Friday, October 24, 2008

Worry box - how to stop obsessive worrying

Occasionally I'll offer advice from my experience dealing with people with OCD. This is such a time.

I find the mind of an obsessive compulsive disorder sufferer can wreak havoc on their body. Yes, mental stress and worrying about the "what ifs" of life can actually manifest to real physical and medical problems – IF YOU LET THEM!

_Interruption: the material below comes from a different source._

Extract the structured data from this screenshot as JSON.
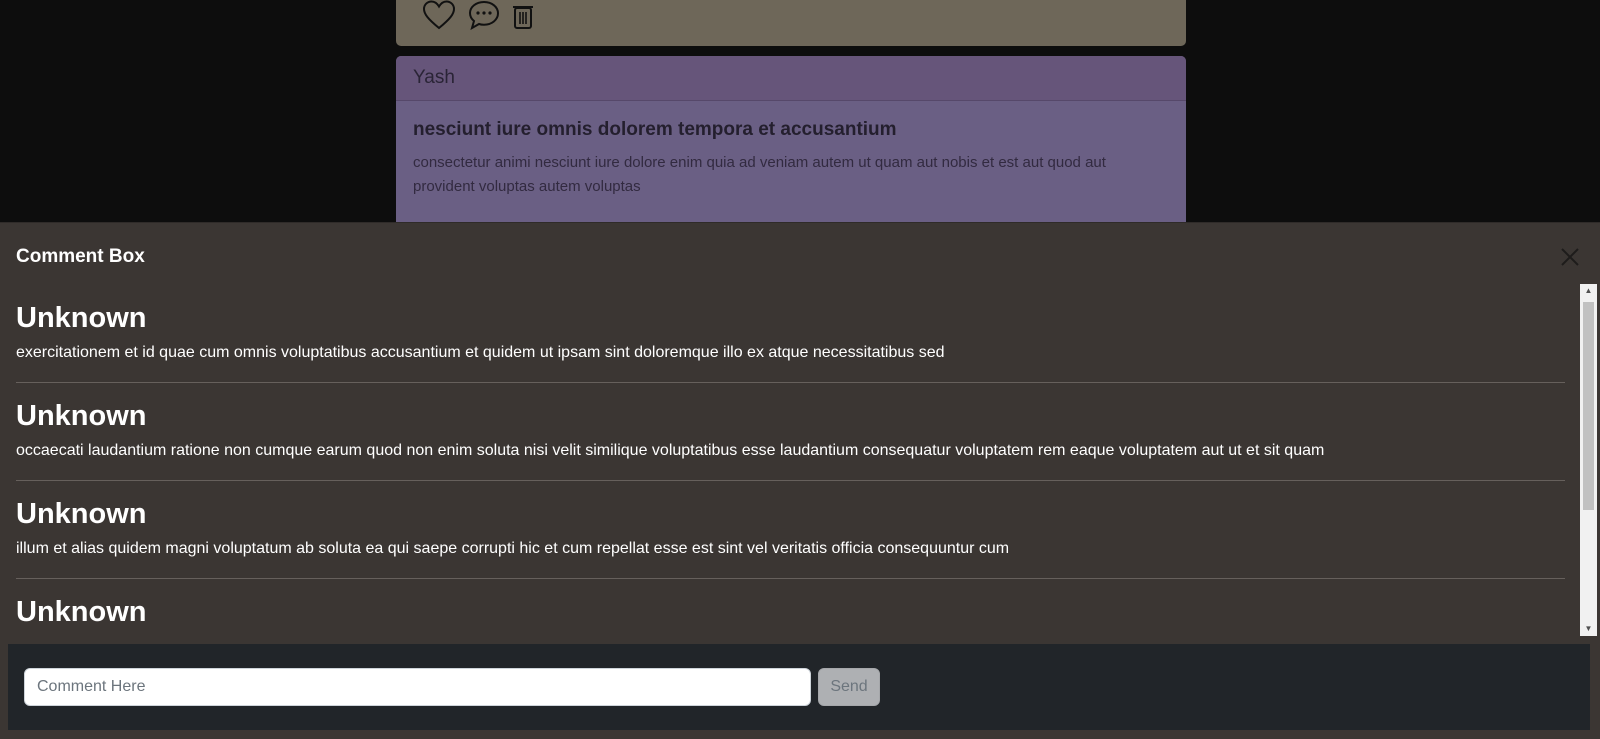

So my advice for those of you suffering from obsessive worrying and thought cycles that seem to circulate endlessly in your mind: is to create a worry box and place the worry in it. The worry box is not an actual physical box, but more of a metaphor or a mental container for storage. If you can set a time, date or place when to think about this thing you are obsessively worrying about, then you can actually break the cycle and make a plan for addressing it later. Yes the plan is the box. You essentially wrap your plan around the worry and tie it up and break it free from your mind.

For example: Say you have a health concern... something that you are worried about that is abnormally happening to your body. The worrying becomes compulsive. It gets so bad that the thoughts start to invade and interfere with your everyday life. Then, the worry actually starts to manifest itself into other problems like high levels of acid in your stomach that can cause ulcers. So now you're worried that if you don't stop worrying, then you'll develop chronic stomach problems. You start worrying about worrying! The worrying snowballs into more of a worry and consumes more of your time and thoughts. The cycle could go on and on... getting worse and worse...

...but you can stop it!

Make a worry box
- in this case, a planned time somewhere in the near future when you will see your doctor or physician about your concern. Then every time the worry or obsessive thought enters back into your head, you just say to yourself "I'm putting it in the worry box" and go on about your business. The important part is that you ARE addressing the concern, but not making matters worse by obsessing over the problems which potentially cause more problems.